■ WHAT NEEDS TO BE DONE ■
Every line of the records below that holds the word "cartoon" belongs in the answer.

■ Data excerpts ■
*** Begin section ***
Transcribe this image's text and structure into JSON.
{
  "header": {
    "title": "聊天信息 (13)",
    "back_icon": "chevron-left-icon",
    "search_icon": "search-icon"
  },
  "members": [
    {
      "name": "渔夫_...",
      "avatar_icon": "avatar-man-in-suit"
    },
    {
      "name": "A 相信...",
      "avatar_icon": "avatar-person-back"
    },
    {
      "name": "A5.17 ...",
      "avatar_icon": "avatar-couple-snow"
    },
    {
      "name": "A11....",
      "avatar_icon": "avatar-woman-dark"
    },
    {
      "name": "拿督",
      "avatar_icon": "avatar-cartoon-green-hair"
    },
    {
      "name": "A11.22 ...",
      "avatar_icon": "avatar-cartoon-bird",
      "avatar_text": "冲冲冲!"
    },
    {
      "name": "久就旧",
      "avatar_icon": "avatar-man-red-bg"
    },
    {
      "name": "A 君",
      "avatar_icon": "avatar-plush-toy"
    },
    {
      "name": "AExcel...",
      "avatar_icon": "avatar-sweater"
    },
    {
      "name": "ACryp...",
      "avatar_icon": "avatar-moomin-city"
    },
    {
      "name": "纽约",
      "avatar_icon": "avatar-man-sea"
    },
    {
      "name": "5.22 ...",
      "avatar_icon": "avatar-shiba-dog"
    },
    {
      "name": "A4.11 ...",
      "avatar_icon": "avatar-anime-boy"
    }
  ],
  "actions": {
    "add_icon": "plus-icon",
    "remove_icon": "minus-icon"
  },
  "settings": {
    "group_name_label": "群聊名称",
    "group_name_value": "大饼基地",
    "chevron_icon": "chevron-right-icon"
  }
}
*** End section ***
■ SOLUTION TO THE PROBLEM ■
      "avatar_icon": "avatar-cartoon-green-hair"
      "avatar_icon": "avatar-cartoon-bird",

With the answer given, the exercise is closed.